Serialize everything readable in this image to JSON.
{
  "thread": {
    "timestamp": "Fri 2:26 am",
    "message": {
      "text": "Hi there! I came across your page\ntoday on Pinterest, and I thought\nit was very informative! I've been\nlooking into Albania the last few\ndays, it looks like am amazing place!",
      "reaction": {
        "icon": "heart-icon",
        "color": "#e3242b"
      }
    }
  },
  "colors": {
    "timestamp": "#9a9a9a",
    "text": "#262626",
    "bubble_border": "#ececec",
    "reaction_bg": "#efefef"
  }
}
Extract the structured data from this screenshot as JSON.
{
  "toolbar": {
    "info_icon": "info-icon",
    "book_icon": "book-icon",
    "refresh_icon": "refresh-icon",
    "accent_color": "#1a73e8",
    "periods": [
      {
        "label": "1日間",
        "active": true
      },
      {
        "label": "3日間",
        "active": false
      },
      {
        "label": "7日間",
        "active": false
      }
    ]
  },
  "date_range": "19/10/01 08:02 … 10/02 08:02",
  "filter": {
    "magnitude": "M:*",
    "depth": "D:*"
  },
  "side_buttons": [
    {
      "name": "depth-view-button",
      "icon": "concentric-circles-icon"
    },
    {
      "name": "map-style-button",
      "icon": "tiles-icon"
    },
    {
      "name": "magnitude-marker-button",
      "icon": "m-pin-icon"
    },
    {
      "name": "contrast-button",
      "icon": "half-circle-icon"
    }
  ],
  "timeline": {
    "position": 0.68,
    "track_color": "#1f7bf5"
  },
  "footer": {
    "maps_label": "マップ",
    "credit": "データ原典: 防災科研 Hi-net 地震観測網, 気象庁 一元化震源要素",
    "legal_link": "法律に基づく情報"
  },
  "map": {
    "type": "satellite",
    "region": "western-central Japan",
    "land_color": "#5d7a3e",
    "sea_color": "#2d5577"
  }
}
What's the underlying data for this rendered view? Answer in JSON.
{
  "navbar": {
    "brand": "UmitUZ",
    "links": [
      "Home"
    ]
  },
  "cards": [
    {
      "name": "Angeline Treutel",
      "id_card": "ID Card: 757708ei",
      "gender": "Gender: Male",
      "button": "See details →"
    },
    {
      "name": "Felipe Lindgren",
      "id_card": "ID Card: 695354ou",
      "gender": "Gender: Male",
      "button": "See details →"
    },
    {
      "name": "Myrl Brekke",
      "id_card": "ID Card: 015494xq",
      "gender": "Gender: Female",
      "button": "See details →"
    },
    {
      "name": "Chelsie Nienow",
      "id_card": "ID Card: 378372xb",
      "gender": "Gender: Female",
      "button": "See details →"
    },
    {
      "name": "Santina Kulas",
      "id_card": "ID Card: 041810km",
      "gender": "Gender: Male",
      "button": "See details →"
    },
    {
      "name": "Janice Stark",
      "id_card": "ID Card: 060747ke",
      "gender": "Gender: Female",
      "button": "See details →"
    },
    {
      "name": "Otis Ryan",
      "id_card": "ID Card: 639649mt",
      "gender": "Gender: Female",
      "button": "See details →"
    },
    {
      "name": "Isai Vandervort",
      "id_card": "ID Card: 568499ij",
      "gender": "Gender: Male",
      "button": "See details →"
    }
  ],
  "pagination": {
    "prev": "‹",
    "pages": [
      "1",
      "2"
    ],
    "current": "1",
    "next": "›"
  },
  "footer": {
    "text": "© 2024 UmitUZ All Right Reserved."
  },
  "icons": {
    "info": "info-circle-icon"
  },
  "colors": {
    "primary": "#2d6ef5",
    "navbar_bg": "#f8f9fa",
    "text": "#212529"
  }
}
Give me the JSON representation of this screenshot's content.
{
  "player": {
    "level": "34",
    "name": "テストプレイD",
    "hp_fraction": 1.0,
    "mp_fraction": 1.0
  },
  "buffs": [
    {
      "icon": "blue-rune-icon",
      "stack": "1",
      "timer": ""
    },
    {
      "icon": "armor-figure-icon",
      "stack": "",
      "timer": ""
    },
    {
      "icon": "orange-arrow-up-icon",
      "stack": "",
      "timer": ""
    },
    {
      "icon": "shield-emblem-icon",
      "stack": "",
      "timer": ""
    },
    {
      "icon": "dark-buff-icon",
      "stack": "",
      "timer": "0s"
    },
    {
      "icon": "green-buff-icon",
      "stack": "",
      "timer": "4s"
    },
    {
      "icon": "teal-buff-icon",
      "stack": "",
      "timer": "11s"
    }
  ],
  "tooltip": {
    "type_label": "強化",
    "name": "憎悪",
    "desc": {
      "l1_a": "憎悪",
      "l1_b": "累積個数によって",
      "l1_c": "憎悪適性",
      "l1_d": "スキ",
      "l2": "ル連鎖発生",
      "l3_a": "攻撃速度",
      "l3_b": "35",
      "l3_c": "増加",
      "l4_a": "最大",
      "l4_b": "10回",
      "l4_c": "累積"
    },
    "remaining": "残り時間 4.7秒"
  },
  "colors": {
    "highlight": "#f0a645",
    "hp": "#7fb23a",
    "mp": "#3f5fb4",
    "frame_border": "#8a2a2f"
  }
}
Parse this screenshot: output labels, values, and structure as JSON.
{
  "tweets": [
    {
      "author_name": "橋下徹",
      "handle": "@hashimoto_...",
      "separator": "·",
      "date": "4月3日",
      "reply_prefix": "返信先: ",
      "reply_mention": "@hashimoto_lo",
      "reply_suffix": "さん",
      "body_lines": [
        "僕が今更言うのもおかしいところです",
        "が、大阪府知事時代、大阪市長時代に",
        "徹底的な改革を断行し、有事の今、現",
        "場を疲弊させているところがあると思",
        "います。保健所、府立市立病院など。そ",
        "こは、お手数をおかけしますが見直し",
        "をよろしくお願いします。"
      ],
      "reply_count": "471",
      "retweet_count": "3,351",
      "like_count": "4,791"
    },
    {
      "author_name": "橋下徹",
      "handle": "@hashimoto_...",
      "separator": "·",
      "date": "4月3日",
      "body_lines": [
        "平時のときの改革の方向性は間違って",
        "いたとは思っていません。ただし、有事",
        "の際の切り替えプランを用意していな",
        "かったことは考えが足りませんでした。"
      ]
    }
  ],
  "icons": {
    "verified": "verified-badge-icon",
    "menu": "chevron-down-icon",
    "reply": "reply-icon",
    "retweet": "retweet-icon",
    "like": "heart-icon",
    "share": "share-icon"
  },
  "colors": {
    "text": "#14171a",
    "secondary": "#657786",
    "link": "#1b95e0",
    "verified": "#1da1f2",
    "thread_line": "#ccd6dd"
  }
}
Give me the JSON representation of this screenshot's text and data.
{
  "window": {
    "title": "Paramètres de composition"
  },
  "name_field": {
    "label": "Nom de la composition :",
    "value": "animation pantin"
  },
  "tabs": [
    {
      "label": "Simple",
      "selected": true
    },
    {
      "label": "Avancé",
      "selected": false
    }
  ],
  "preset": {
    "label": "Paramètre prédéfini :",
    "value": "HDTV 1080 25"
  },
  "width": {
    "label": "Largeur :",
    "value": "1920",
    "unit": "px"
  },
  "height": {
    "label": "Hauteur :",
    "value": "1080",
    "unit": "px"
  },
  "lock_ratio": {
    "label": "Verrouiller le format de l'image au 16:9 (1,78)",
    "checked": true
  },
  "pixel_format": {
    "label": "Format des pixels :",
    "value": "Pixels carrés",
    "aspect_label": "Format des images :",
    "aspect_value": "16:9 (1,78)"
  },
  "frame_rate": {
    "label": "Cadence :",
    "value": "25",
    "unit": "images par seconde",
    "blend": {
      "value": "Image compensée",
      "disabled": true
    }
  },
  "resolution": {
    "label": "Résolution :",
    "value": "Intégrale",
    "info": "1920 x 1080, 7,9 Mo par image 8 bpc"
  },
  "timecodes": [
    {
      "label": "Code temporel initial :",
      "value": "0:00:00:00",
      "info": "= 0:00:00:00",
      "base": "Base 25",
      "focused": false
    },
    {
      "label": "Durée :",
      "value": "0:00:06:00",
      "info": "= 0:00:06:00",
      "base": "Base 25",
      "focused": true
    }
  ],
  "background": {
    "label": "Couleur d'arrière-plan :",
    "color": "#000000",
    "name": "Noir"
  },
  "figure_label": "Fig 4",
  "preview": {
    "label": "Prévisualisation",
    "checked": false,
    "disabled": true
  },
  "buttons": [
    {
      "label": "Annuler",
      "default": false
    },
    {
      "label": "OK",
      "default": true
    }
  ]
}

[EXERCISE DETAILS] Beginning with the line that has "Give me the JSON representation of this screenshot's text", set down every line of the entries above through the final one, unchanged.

[EXERCISE SOLUTION]
Give me the JSON representation of this screenshot's text and data.
{
  "window": {
    "title": "Paramètres de composition"
  },
  "name_field": {
    "label": "Nom de la composition :",
    "value": "animation pantin"
  },
  "tabs": [
    {
      "label": "Simple",
      "selected": true
    },
    {
      "label": "Avancé",
      "selected": false
    }
  ],
  "preset": {
    "label": "Paramètre prédéfini :",
    "value": "HDTV 1080 25"
  },
  "width": {
    "label": "Largeur :",
    "value": "1920",
    "unit": "px"
  },
  "height": {
    "label": "Hauteur :",
    "value": "1080",
    "unit": "px"
  },
  "lock_ratio": {
    "label": "Verrouiller le format de l'image au 16:9 (1,78)",
    "checked": true
  },
  "pixel_format": {
    "label": "Format des pixels :",
    "value": "Pixels carrés",
    "aspect_label": "Format des images :",
    "aspect_value": "16:9 (1,78)"
  },
  "frame_rate": {
    "label": "Cadence :",
    "value": "25",
    "unit": "images par seconde",
    "blend": {
      "value": "Image compensée",
      "disabled": true
    }
  },
  "resolution": {
    "label": "Résolution :",
    "value": "Intégrale",
    "info": "1920 x 1080, 7,9 Mo par image 8 bpc"
  },
  "timecodes": [
    {
      "label": "Code temporel initial :",
      "value": "0:00:00:00",
      "info": "= 0:00:00:00",
      "base": "Base 25",
      "focused": false
    },
    {
      "label": "Durée :",
      "value": "0:00:06:00",
      "info": "= 0:00:06:00",
      "base": "Base 25",
      "focused": true
    }
  ],
  "background": {
    "label": "Couleur d'arrière-plan :",
    "color": "#000000",
    "name": "Noir"
  },
  "figure_label": "Fig 4",
  "preview": {
    "label": "Prévisualisation",
    "checked": false,
    "disabled": true
  },
  "buttons": [
    {
      "label": "Annuler",
      "default": false
    },
    {
      "label": "OK",
      "default": true
    }
  ]
}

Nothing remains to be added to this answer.